WHAT NEEDS TO BE DONE: Go through the entries below and work out how many lines include "creating"; give only that number.

RECORDS PROVIDED:
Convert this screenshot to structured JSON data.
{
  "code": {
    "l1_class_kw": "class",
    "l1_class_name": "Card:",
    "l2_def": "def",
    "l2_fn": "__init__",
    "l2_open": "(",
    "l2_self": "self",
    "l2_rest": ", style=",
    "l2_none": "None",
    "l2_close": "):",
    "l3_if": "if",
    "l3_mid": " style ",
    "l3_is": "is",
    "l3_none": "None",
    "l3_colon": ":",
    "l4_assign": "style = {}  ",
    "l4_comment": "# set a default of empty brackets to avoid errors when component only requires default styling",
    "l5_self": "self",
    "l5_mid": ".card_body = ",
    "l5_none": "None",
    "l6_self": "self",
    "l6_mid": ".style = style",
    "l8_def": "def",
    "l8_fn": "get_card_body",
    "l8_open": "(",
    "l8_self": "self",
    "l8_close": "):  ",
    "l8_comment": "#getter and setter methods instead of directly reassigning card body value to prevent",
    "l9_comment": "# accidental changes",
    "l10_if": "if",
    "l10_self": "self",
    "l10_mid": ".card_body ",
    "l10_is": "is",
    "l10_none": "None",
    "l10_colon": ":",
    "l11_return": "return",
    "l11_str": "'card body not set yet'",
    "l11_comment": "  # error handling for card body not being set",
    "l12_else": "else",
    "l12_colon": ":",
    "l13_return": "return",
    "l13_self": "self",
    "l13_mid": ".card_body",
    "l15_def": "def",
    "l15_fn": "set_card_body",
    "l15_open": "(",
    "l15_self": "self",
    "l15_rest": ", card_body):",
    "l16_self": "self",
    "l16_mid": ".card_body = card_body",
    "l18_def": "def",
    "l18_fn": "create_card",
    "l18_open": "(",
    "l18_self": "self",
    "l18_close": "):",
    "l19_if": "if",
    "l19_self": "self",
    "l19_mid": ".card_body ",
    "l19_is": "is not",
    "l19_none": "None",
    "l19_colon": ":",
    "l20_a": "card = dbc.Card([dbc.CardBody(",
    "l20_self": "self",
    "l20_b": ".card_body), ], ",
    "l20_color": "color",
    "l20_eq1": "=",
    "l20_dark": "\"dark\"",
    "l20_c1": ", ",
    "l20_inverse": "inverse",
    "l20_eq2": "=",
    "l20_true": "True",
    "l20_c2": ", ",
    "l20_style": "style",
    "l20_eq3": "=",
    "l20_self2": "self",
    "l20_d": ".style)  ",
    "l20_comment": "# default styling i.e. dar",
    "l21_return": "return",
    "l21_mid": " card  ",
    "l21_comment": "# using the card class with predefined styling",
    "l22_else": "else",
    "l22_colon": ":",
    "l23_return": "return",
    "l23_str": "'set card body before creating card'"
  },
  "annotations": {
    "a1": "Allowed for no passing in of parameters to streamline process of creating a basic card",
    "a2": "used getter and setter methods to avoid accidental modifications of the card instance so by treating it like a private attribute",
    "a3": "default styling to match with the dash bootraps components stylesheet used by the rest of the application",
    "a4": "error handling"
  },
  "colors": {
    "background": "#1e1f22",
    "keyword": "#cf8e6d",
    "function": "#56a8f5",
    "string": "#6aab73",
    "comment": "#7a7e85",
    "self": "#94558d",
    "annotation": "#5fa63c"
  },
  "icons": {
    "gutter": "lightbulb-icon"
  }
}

FINAL ANSWER: 2